New believers in Christ are often so full of joy that they are almost floating through life. They share their faith with excitement and love fellowshipping with the saints. Almost as often, that joy melts away to some degree over time. This is because attacks from the world, from the enemy, and from ourselves, along with misinformation from popular culture and even from church leaders, confuse us about the nature of grace.
Accepting grace as a principle of life—keeping our minds wrapped around it—seems to be one of the hardest things for Christians to do. We know we have been saved by grace alone through faith alone in Christ alone, but we go about the Christian life as if we are still in need of earning God's love.
Here's the key to getting it: "It is finished!" (John 19:30). This is what Jesus said on the cross immediately before giving up His last breath. It's done.
The Apostle John says that Jesus is "the propitiation for our sins, and not for ours only, but also for the whole world" (1 John 2:2). Now, most people don't use the word propitiation in everyday life, so it can be easy to miss what this verse means. The word propitiation means a full and satisfactory payment. Jesus is the full and satisfactory payment for the sins of the whole world. He is "the Lamb of God who takes away the sin of the world" (John 1:29). There's nothing left to pay. There's nothing left to do to earn God's favor, because He has done it all.
The author of Hebrews said this:
Seeing then that we have a great High Priest who has passed through the heavens, Jesus the Son of God, let us hold fast our confession. For we do not have a High Priest who cannot sympathize with our weaknesses, but was in all points tempted as we are, yet without sin. Let us therefore come boldly to the throne of grace, that we may obtain mercy and find grace to help in time of need. (Heb 4:14-16)
Therefore, brethren, having boldness to enter the Holiest by the blood of Jesus, by a new and living way which He consecrated for us, through the veil, that is, His flesh, Therefore, brethren, having boldness to enter the Holiest by the blood of Jesus, by a new and living way which He consecrated for us, through the veil, that is, His flesh, (Heb 10:19-22)
Jesus was completely without sin, and He acts as our High Priest. Having offered His own blood as a sacrifice, He has paved our way in to meet God freely and without fear.

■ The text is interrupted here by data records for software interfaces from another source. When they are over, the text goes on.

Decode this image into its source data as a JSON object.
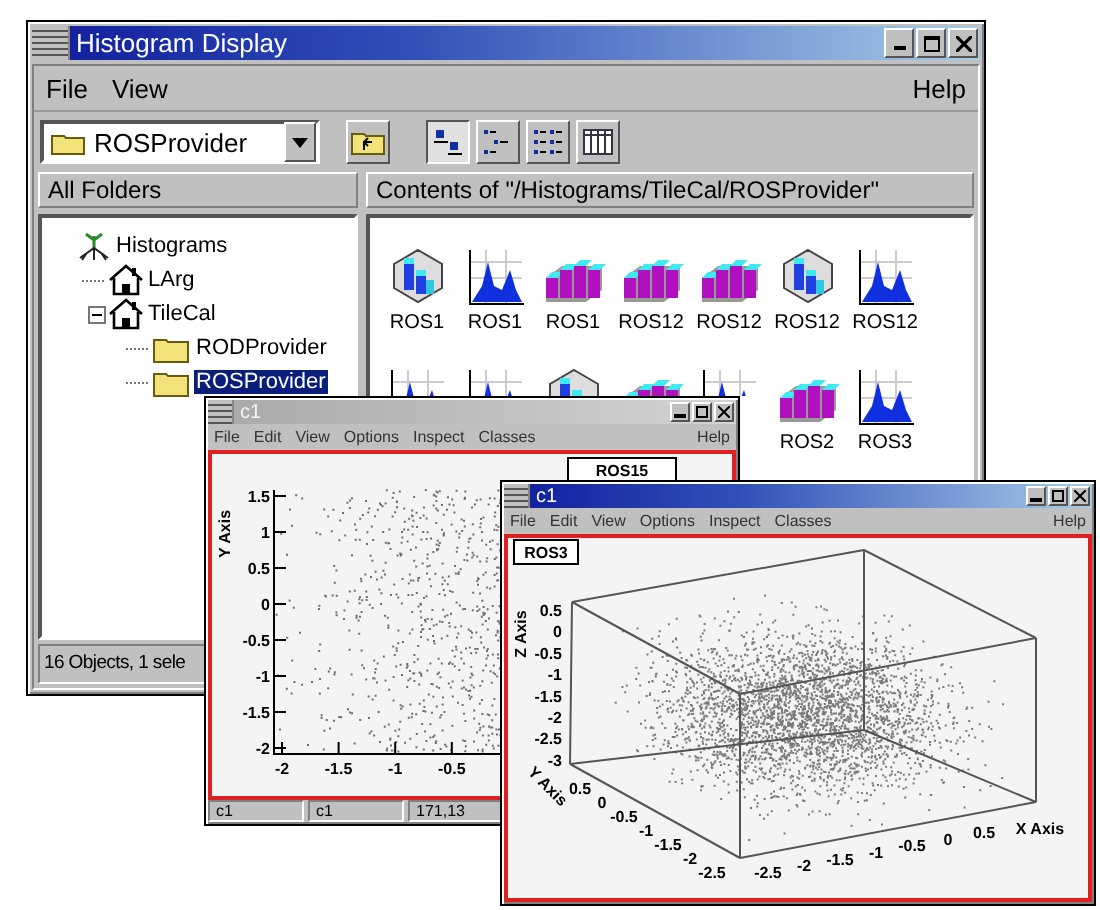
{
  "main_window": {
    "title": "Histogram Display",
    "menus": [
      {
        "label": "File"
      },
      {
        "label": "View"
      }
    ],
    "help_menu": "Help",
    "folder_combo": "ROSProvider",
    "view_modes": [
      {
        "kind": "large-icons",
        "selected": true
      },
      {
        "kind": "small-icons",
        "selected": false
      },
      {
        "kind": "list",
        "selected": false
      },
      {
        "kind": "details",
        "selected": false
      }
    ],
    "tree_header": "All Folders",
    "tree": [
      {
        "label": "Histograms",
        "kind": "root",
        "selected": false,
        "children": [
          {
            "label": "LArg",
            "kind": "house",
            "selected": false
          },
          {
            "label": "TileCal",
            "kind": "house",
            "selected": false,
            "children": [
              {
                "label": "RODProvider",
                "kind": "folder",
                "selected": false
              },
              {
                "label": "ROSProvider",
                "kind": "folder",
                "selected": true
              }
            ]
          }
        ]
      }
    ],
    "contents_header": "Contents of \"/Histograms/TileCal/ROSProvider\"",
    "items": [
      {
        "label": "ROS1",
        "kind": "lego"
      },
      {
        "label": "ROS1",
        "kind": "hist"
      },
      {
        "label": "ROS1",
        "kind": "bars"
      },
      {
        "label": "ROS12",
        "kind": "bars"
      },
      {
        "label": "ROS12",
        "kind": "bars"
      },
      {
        "label": "ROS12",
        "kind": "lego"
      },
      {
        "label": "ROS12",
        "kind": "hist"
      },
      {
        "kind": "hist"
      },
      {
        "kind": "hist"
      },
      {
        "kind": "lego"
      },
      {
        "kind": "bars"
      },
      {
        "kind": "hist"
      },
      {
        "label": "ROS2",
        "kind": "bars"
      },
      {
        "label": "ROS3",
        "kind": "hist"
      }
    ],
    "status": "16 Objects, 1 sele"
  },
  "canvas_windows": [
    {
      "title": "c1",
      "active": false,
      "menus": [
        "File",
        "Edit",
        "View",
        "Options",
        "Inspect",
        "Classes"
      ],
      "help_menu": "Help",
      "plot": {
        "kind": "scatter2d",
        "stats_title": "ROS15",
        "y_label": "Y Axis",
        "y_ticks": [
          "1.5",
          "1",
          "0.5",
          "0",
          "-0.5",
          "-1",
          "-1.5",
          "-2"
        ],
        "x_ticks": [
          "-2",
          "-1.5",
          "-1",
          "-0.5"
        ]
      },
      "status": [
        "c1",
        "c1",
        "171,13"
      ]
    },
    {
      "title": "c1",
      "active": true,
      "menus": [
        "File",
        "Edit",
        "View",
        "Options",
        "Inspect",
        "Classes"
      ],
      "help_menu": "Help",
      "plot": {
        "kind": "scatter3d",
        "stats_title": "ROS3",
        "z_label": "Z Axis",
        "z_ticks": [
          "0.5",
          "0",
          "-0.5",
          "-1",
          "-1.5",
          "-2",
          "-2.5",
          "-3"
        ],
        "y_label": "Y Axis",
        "y_ticks": [
          "0.5",
          "0",
          "-0.5",
          "-1",
          "-1.5",
          "-2",
          "-2.5"
        ],
        "x_label": "X Axis",
        "x_ticks": [
          "-2.5",
          "-2",
          "-1.5",
          "-1",
          "-0.5",
          "0",
          "0.5"
        ]
      }
    }
  ]
}
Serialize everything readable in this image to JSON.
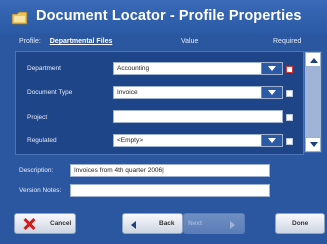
{
  "window": {
    "title": "Document Locator - Profile Properties"
  },
  "header": {
    "profile_label": "Profile:",
    "profile_name": "Departmental Files",
    "value_label": "Value",
    "required_label": "Required"
  },
  "properties": [
    {
      "label": "Department",
      "value": "Accounting",
      "type": "dropdown",
      "required": true
    },
    {
      "label": "Document Type",
      "value": "Invoice",
      "type": "dropdown",
      "required": false
    },
    {
      "label": "Project",
      "value": "",
      "type": "text",
      "required": false
    },
    {
      "label": "Regulated",
      "value": "<Empty>",
      "type": "dropdown",
      "required": false
    }
  ],
  "description": {
    "label": "Description:",
    "value": "Invoices from 4th quarter 2006|"
  },
  "version_notes": {
    "label": "Version Notes:",
    "value": ""
  },
  "buttons": {
    "cancel": "Cancel",
    "back": "Back",
    "next": "Next",
    "done": "Done"
  },
  "colors": {
    "window_bg": "#2b57a0",
    "panel_bg": "#1f4589",
    "required_box": "#d23a3a",
    "cancel_icon": "#d41a1a"
  },
  "icons": {
    "app": "document-locator-folder-icon",
    "cancel": "close-icon"
  }
}
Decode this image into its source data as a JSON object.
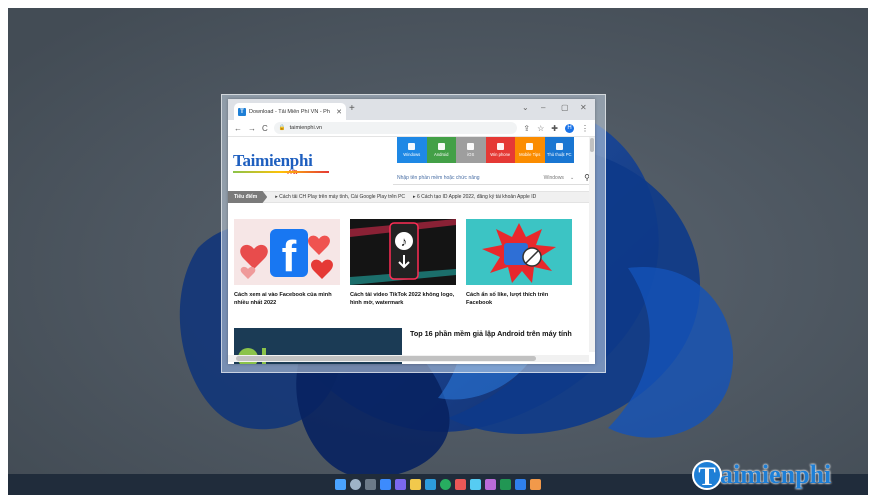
{
  "browser": {
    "tab_title": "Download - Tải Miễn Phí VN - Ph",
    "tab_favicon": "T",
    "url": "taimienphi.vn",
    "avatar_initial": "H"
  },
  "site": {
    "logo_main": "Taimienphi",
    "logo_sub": ".vn",
    "categories": [
      {
        "label": "Windows",
        "color": "#1e88e5"
      },
      {
        "label": "Android",
        "color": "#43a047"
      },
      {
        "label": "iOS",
        "color": "#9e9e9e"
      },
      {
        "label": "Win phone",
        "color": "#e53935"
      },
      {
        "label": "Mobile Tips",
        "color": "#fb8c00"
      },
      {
        "label": "Thủ thuật PC",
        "color": "#1976d2"
      }
    ],
    "search_placeholder": "Nhập tên phần mềm hoặc chức năng",
    "search_platform": "Windows",
    "ticker_label": "Tiêu điểm",
    "ticker_items": [
      "Cách tải CH Play trên máy tính, Cài Google Play trên PC",
      "6 Cách tạo ID Apple 2022, đăng ký tài khoản Apple ID"
    ],
    "cards": [
      {
        "title": "Cách xem ai vào Facebook của mình nhiều nhất 2022"
      },
      {
        "title": "Cách tải video TikTok 2022 không logo, hình mờ, watermark"
      },
      {
        "title": "Cách ẩn số like, lượt thích trên Facebook"
      }
    ],
    "featured_title": "Top 16 phần mềm giả lập Android trên máy tính"
  },
  "brand_watermark": "aimienphi",
  "brand_watermark_letter": "T"
}
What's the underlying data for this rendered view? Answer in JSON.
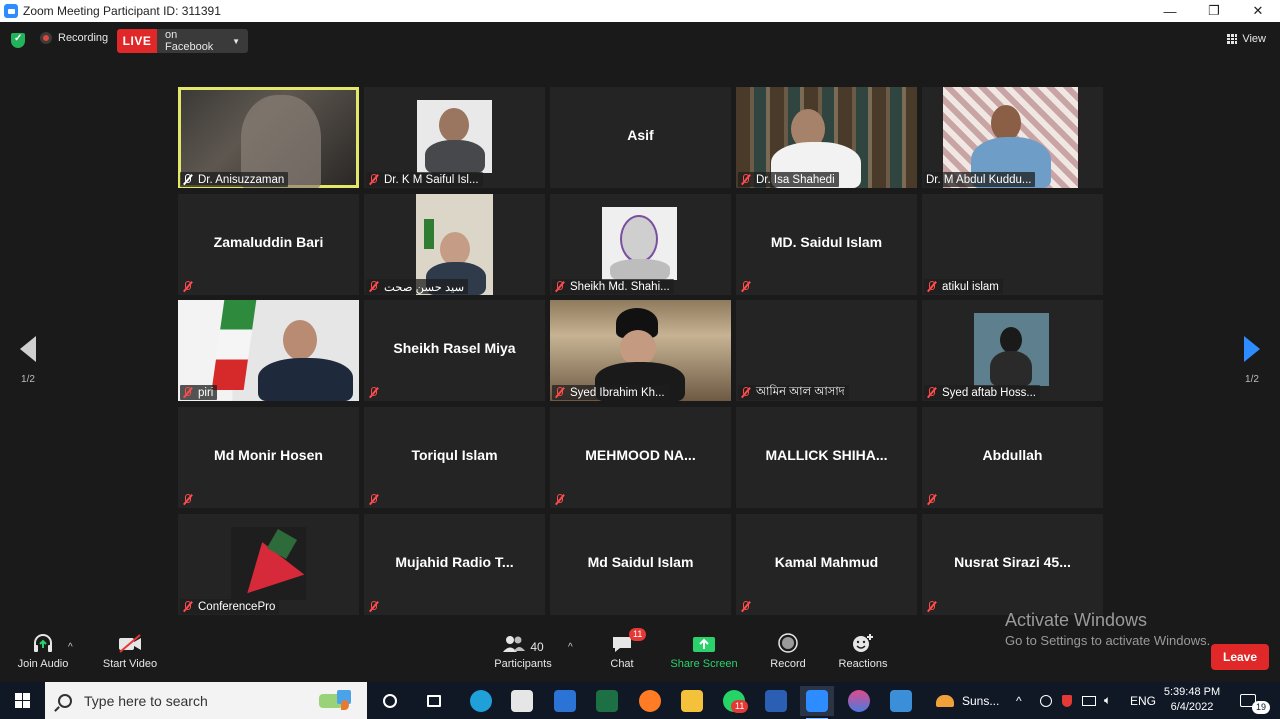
{
  "window": {
    "title": "Zoom Meeting Participant ID: 311391",
    "minimize": "—",
    "restore": "❐",
    "close": "✕"
  },
  "topbar": {
    "recording_label": "Recording",
    "live_label": "LIVE",
    "stream_label": "on Facebook",
    "view_label": "View"
  },
  "pager": {
    "left_page": "1/2",
    "right_page": "1/2"
  },
  "tiles": [
    {
      "name": "Dr. Anisuzzaman",
      "big": ""
    },
    {
      "name": "Dr. K M Saiful Isl...",
      "big": ""
    },
    {
      "name": "",
      "big": "Asif"
    },
    {
      "name": "Dr. Isa Shahedi",
      "big": ""
    },
    {
      "name": "Dr. M Abdul Kuddu...",
      "big": ""
    },
    {
      "name": "",
      "big": "Zamaluddin Bari"
    },
    {
      "name": "سید حسن صحت",
      "big": ""
    },
    {
      "name": "Sheikh Md. Shahi...",
      "big": ""
    },
    {
      "name": "",
      "big": "MD. Saidul Islam"
    },
    {
      "name": "atikul islam",
      "big": ""
    },
    {
      "name": "piri",
      "big": ""
    },
    {
      "name": "",
      "big": "Sheikh Rasel Miya"
    },
    {
      "name": "Syed Ibrahim Kh...",
      "big": ""
    },
    {
      "name": "আমিন আল আসাদ",
      "big": ""
    },
    {
      "name": "Syed aftab Hoss...",
      "big": ""
    },
    {
      "name": "",
      "big": "Md Monir Hosen"
    },
    {
      "name": "",
      "big": "Toriqul Islam"
    },
    {
      "name": "",
      "big": "MEHMOOD  NA..."
    },
    {
      "name": "",
      "big": "MALLICK  SHIHA..."
    },
    {
      "name": "",
      "big": "Abdullah"
    },
    {
      "name": "ConferencePro",
      "big": ""
    },
    {
      "name": "",
      "big": "Mujahid  Radio  T..."
    },
    {
      "name": "",
      "big": "Md Saidul Islam"
    },
    {
      "name": "",
      "big": "Kamal Mahmud"
    },
    {
      "name": "",
      "big": "Nusrat  Sirazi  45..."
    }
  ],
  "toolbar": {
    "join_audio": "Join Audio",
    "start_video": "Start Video",
    "participants": "Participants",
    "participants_count": "40",
    "chat": "Chat",
    "chat_badge": "11",
    "share_screen": "Share Screen",
    "record": "Record",
    "reactions": "Reactions",
    "leave": "Leave"
  },
  "watermark": {
    "line1": "Activate Windows",
    "line2": "Go to Settings to activate Windows."
  },
  "taskbar": {
    "search_placeholder": "Type here to search",
    "weather": "Suns...",
    "language": "ENG",
    "time": "5:39:48 PM",
    "date": "6/4/2022",
    "whatsapp_badge": "11",
    "notif_count": "19"
  },
  "colors": {
    "accent_blue": "#2d8cff",
    "live_red": "#e02828",
    "share_green": "#2bd16b",
    "active_speaker": "#e3e86a",
    "muted_red": "#ff4b4b"
  }
}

What that means is that when we approach God in prayer or in any other way, there is only one basis for coming to Him—the blood of Jesus. We can't come to God on the basis of what we have done. If we've had a good week with had some success in obeying the Lord, that gives us no more of a right to come to Him than we had before. If we've had a bad week and lived in disobedience, that in no way takes away from our right to come to Him—because, "It is finished!" God does not see our righteous deeds as a basis of coming to Him or our sins as a reason to keep us from Him. He sees the precious blood of Jesus. And that is enough for Him (it should be for us as well).
So brothers and sisters, know that you can always come to God and live in His presence on the basis of the blood of Christ alone. You don't need to hide who you are or what you have done from the God who sees all. He accepts you as you are because of what Jesus has done. Knowing this and resting in it is the first step in a fruitful walk with the Living God.
Part 2, coming soon, is a study of Eph 1:3 and the basis for our victory in the Christian life.